Puerto Rico and Caribbean Community (CARICOM); Caribbean countries share important
common characteristics. They are open economies and while their trade specialization
patterns are heterogenous, historical, institutional and geographical factors have shaped
export and import linkages that are closely tied to those of the United States and Western
CARICOM Caribbean economies and Puerto Rico also adopted, early on, a common approach
to development, that of 'industrialisation by invitation'. Its main elements included
fiscal incentives, the attraction of foreign direct investment flows and, in the case of
CARICOM Caribbean economies, an import policy encapsulated in the common external tariff.
Finally both confronted the process of increasing internationalization of trade flows
and investment, a changing external environment and a widening process of economic
liberalization with a positive response. It consisted in deepening and strengthening their
respective regional ties.
CARICOM economies revised the Chaguaramas Treaty and laid the foundations for the
formation of the single market and economy (CSME, 1991);. As part of its overall policy
orientation, Puerto Rico, has sought to deepen its relations with the greater Caribbean
region. A first step in this direction is an analysis of the trade flows with CARICOM
Caribbean economies. This document provides such analysis. It is divided into three
The first section provides a brief comparison between Puerto Rico and CARICOM Caribbean
economies in terms of size, output, development models and trade specialization patterns.
The second section analyses trade flows between Puerto Rico and CARICOM. This section
provides an aggregate and country-by-country trade analysis with Puerto Rico including
exports and imports. Some of the variables considered include market share, relative unit
values and specialization. The analysis also uses the constant share analysis methodology
to determine the importance of demand (global demand); and that of market dynamics for

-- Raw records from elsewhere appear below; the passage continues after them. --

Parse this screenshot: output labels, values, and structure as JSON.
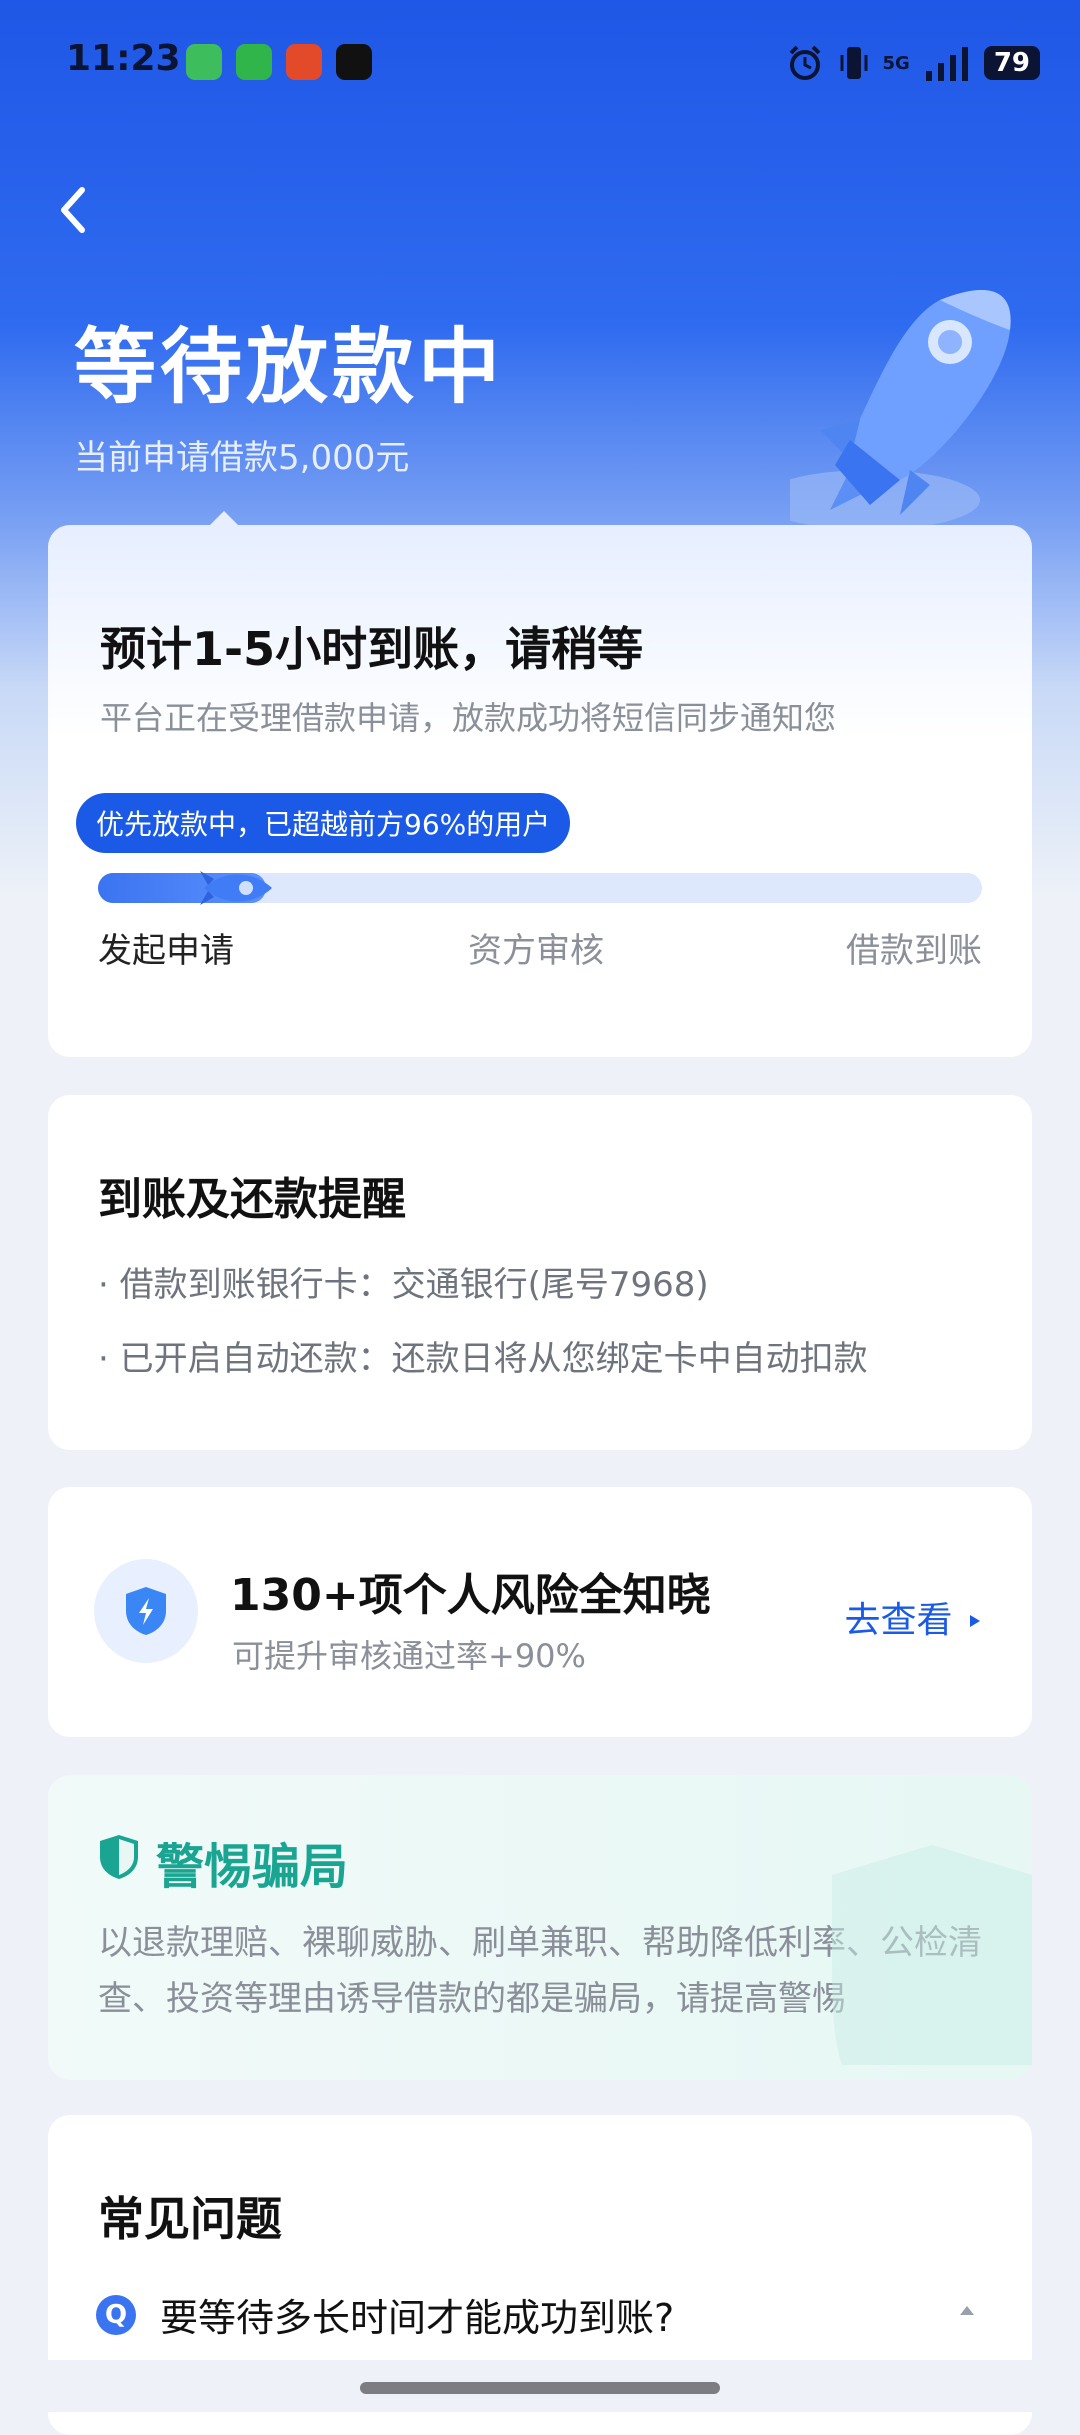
{
  "status_bar": {
    "time": "11:23",
    "network": "5G",
    "battery": "79"
  },
  "header": {
    "title": "等待放款中",
    "subtitle": "当前申请借款5,000元"
  },
  "progress_card": {
    "estimate": "预计1-5小时到账，请稍等",
    "note": "平台正在受理借款申请，放款成功将短信同步通知您",
    "badge": "优先放款中，已超越前方96%的用户",
    "progress_fraction": 0.19,
    "steps": [
      "发起申请",
      "资方审核",
      "借款到账"
    ]
  },
  "reminder_card": {
    "title": "到账及还款提醒",
    "items": [
      "借款到账银行卡：交通银行(尾号7968)",
      "已开启自动还款：还款日将从您绑定卡中自动扣款"
    ]
  },
  "risk_card": {
    "title": "130+项个人风险全知晓",
    "subtitle": "可提升审核通过率+90%",
    "link": "去查看"
  },
  "fraud_card": {
    "title": "警惕骗局",
    "body": "以退款理赔、裸聊威胁、刷单兼职、帮助降低利率、公检清查、投资等理由诱导借款的都是骗局，请提高警惕"
  },
  "faq_card": {
    "title": "常见问题",
    "q_label": "Q",
    "question": "要等待多长时间才能成功到账?"
  },
  "colors": {
    "primary": "#1a5ae6",
    "fraud_green": "#19a591",
    "muted": "#8a8f99"
  }
}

given products (structural demand effect);.The analysis is complemented by a typology of
Puerto Rican export products to the Caribbean.

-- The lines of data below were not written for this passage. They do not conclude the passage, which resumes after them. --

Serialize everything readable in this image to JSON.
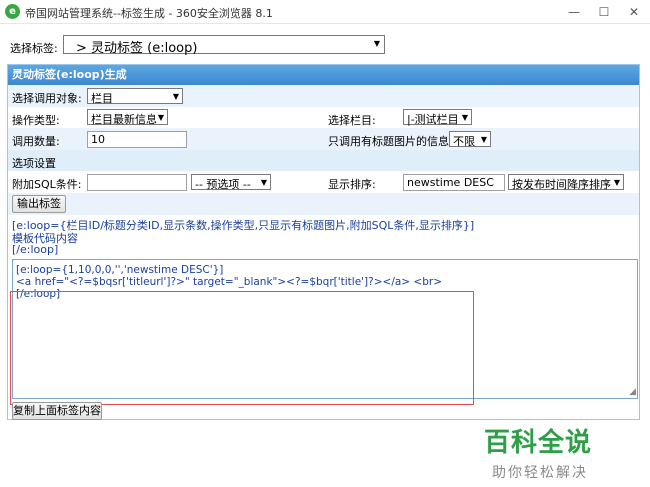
{
  "window": {
    "title": "帝国网站管理系统--标签生成 - 360安全浏览器 8.1",
    "icon": "360-browser-icon",
    "min_glyph": "—",
    "max_glyph": "☐",
    "close_glyph": "✕"
  },
  "tag_select": {
    "label": "选择标签:",
    "value": "> 灵动标签 (e:loop)"
  },
  "panel": {
    "title": "灵动标签(e:loop)生成",
    "call_target": {
      "label": "选择调用对象:",
      "value": "栏目"
    },
    "op_type": {
      "label": "操作类型:",
      "value": "栏目最新信息"
    },
    "column": {
      "label": "选择栏目:",
      "value": "|-测试栏目"
    },
    "count": {
      "label": "调用数量:",
      "value": "10"
    },
    "title_pic": {
      "label": "只调用有标题图片的信息:",
      "value": "不限"
    },
    "section_title": "选项设置",
    "sql": {
      "label": "附加SQL条件:",
      "value": "",
      "preset": "-- 预选项 --"
    },
    "sort": {
      "label": "显示排序:",
      "value": "newstime DESC",
      "preset": "按发布时间降序排序"
    },
    "output_button": "输出标签",
    "syntax": {
      "line1": "[e:loop={栏目ID/标题分类ID,显示条数,操作类型,只显示有标题图片,附加SQL条件,显示排序}]",
      "line2": "模板代码内容",
      "line3": "[/e:loop]"
    },
    "code": {
      "line1": "[e:loop={1,10,0,0,'','newstime DESC'}]",
      "line2": "<a href=\"<?=$bqsr['titleurl']?>\" target=\"_blank\"><?=$bqr['title']?></a> <br>",
      "line3": "[/e:loop]"
    },
    "copy_button": "复制上面标签内容"
  },
  "watermark": {
    "main": "百科全说",
    "sub": "助你轻松解决"
  },
  "colors": {
    "header_blue": "#3c88d0",
    "code_blue": "#1a3f9c",
    "highlight_red": "#e05050",
    "watermark_green": "#2e9e48"
  }
}
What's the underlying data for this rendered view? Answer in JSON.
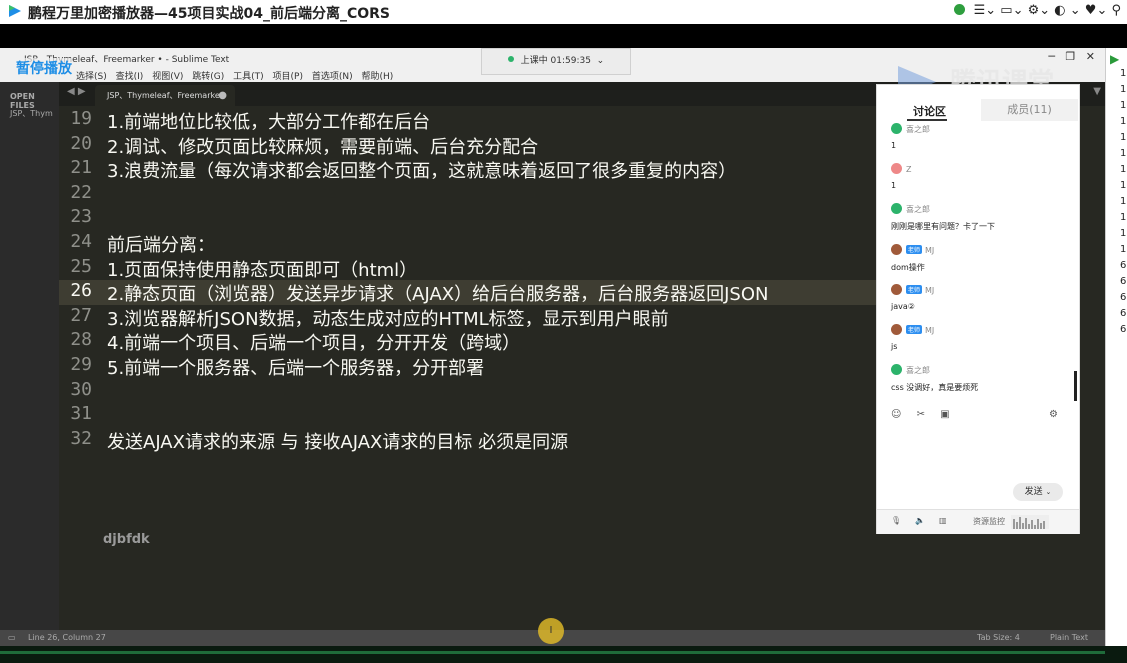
{
  "player": {
    "title": "鹏程万里加密播放器—45项目实战04_前后端分离_CORS",
    "sys_icons": "☰⌄ ▭⌄ ⚙⌄ ◐ ⌄ ♥⌄ ⚲"
  },
  "sublime": {
    "title": "JSP、Thymeleaf、Freemarker • - Sublime Text",
    "pause_label": "暂停播放",
    "menu": [
      "选择(S)",
      "查找(I)",
      "视图(V)",
      "跳转(G)",
      "工具(T)",
      "项目(P)",
      "首选项(N)",
      "帮助(H)"
    ],
    "sidebar_header": "OPEN FILES",
    "sidebar_file": "JSP、Thym",
    "tab_label": "JSP、Thymeleaf、Freemarker",
    "tab_dot": "●",
    "tab_arrows": "◀ ▶",
    "tab_dropdown": "▼",
    "lines": [
      {
        "num": "19",
        "text": "1.前端地位比较低，大部分工作都在后台"
      },
      {
        "num": "20",
        "text": "2.调试、修改页面比较麻烦，需要前端、后台充分配合"
      },
      {
        "num": "21",
        "text": "3.浪费流量（每次请求都会返回整个页面，这就意味着返回了很多重复的内容）"
      },
      {
        "num": "22",
        "text": ""
      },
      {
        "num": "23",
        "text": ""
      },
      {
        "num": "24",
        "text": "前后端分离："
      },
      {
        "num": "25",
        "text": "1.页面保持使用静态页面即可（html）"
      },
      {
        "num": "26",
        "text": "2.静态页面（浏览器）发送异步请求（AJAX）给后台服务器，后台服务器返回JSON"
      },
      {
        "num": "27",
        "text": "3.浏览器解析JSON数据，动态生成对应的HTML标签，显示到用户眼前"
      },
      {
        "num": "28",
        "text": "4.前端一个项目、后端一个项目，分开开发（跨域）"
      },
      {
        "num": "29",
        "text": "5.前端一个服务器、后端一个服务器，分开部署"
      },
      {
        "num": "30",
        "text": ""
      },
      {
        "num": "31",
        "text": ""
      },
      {
        "num": "32",
        "text": "发送AJAX请求的来源 与 接收AJAX请求的目标  必须是同源"
      }
    ],
    "doodle": "djbfdk",
    "status_left": "Line 26, Column 27",
    "status_tab": "Tab Size: 4",
    "status_syntax": "Plain Text"
  },
  "live": {
    "label": "上课中 01:59:35"
  },
  "watermark": "腾讯课堂",
  "chat": {
    "tab_discuss": "讨论区",
    "tab_members": "成员(11)",
    "messages": [
      {
        "name": "喜之郎",
        "teacher": false,
        "text": "1",
        "color": "#2cb36b"
      },
      {
        "name": "Z",
        "teacher": false,
        "text": "1",
        "color": "#e88"
      },
      {
        "name": "喜之郎",
        "teacher": false,
        "text": "刚刚是哪里有问题？卡了一下",
        "color": "#2cb36b"
      },
      {
        "name": "MJ",
        "teacher": true,
        "text": "dom操作",
        "color": "#a05a3a"
      },
      {
        "name": "MJ",
        "teacher": true,
        "text": "java②",
        "color": "#a05a3a"
      },
      {
        "name": "MJ",
        "teacher": true,
        "text": "js",
        "color": "#a05a3a"
      },
      {
        "name": "喜之郎",
        "teacher": false,
        "text": "css 没调好，真是要烦死",
        "color": "#2cb36b"
      }
    ],
    "teacher_badge": "老师",
    "send_label": "发送",
    "resource_monitor": "资源监控"
  },
  "ruler": {
    "digits": [
      "1",
      "1",
      "1",
      "1",
      "1",
      "1",
      "1",
      "1",
      "1",
      "1",
      "1",
      "1",
      "6",
      "6",
      "6",
      "6",
      "6"
    ]
  },
  "cursor_glyph": "I",
  "colors": {
    "editor_bg": "#272822",
    "accent_blue": "#1e8ee6",
    "green": "#2e9e3e"
  }
}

The third section centers on the perspectives for further commercial integration
between CARICOM economies and Puerto Rico. Following a computation of indices of trade

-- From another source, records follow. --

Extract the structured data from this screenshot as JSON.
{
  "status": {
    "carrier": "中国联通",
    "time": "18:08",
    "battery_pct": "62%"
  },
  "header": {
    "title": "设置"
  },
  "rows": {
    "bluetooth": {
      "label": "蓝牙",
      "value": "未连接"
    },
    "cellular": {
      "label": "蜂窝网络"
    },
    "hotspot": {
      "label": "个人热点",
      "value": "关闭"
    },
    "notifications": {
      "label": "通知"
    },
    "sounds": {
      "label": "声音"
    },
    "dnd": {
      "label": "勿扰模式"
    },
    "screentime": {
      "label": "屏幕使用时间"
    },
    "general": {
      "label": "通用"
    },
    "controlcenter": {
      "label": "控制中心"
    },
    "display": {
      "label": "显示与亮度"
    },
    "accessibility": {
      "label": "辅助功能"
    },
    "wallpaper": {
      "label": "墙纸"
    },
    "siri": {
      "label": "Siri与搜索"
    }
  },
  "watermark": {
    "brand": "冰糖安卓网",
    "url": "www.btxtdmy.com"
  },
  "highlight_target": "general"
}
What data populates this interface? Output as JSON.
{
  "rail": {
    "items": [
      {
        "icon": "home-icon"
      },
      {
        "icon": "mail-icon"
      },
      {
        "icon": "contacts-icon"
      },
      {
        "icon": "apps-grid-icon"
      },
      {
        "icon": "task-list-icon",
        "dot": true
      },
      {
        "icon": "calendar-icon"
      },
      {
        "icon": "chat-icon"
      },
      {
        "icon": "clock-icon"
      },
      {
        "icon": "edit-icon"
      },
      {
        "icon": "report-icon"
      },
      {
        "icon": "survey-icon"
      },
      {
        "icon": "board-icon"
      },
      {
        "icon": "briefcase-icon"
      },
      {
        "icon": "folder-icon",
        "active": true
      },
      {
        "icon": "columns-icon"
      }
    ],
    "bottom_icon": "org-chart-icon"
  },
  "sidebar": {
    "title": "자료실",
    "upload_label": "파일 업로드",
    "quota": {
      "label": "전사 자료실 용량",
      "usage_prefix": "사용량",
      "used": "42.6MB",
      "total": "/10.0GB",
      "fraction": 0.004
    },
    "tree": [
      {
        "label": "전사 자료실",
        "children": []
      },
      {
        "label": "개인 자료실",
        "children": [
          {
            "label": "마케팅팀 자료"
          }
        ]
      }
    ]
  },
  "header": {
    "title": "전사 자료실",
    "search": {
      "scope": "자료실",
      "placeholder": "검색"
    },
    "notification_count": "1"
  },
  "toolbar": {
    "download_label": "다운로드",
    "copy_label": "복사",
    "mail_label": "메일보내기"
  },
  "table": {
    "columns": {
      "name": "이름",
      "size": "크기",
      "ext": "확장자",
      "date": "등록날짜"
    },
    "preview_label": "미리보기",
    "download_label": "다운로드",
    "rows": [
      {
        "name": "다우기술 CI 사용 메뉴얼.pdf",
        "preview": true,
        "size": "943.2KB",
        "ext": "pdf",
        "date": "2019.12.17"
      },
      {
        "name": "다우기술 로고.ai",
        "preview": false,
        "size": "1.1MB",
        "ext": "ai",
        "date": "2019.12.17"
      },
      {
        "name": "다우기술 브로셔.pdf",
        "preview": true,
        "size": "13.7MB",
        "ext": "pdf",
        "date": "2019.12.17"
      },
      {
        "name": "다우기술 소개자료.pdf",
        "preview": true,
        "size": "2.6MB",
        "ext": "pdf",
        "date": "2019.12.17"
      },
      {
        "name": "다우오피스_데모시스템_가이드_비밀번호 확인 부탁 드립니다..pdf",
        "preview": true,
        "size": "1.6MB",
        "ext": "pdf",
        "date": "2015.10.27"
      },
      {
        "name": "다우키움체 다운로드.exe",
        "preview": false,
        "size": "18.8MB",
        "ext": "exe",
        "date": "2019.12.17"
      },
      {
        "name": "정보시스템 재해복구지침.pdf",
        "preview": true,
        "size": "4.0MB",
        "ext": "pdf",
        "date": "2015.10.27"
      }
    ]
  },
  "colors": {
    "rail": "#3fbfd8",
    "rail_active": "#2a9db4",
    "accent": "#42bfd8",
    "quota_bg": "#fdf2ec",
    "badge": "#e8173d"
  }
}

compatibility on a country-by-country basis, the document analyses four aspects that are
fundamental determinants of any integration process. These are the Commonwealth status of
Puerto Rico; the size of the market and the composition of output; the trading regime and
the degree of competitiveness of the economies involved. Competitiveness is ascertained
using selective indicators such as operating costs, transport costs and the real exchange
rate. The final reflections are found in the conclusion.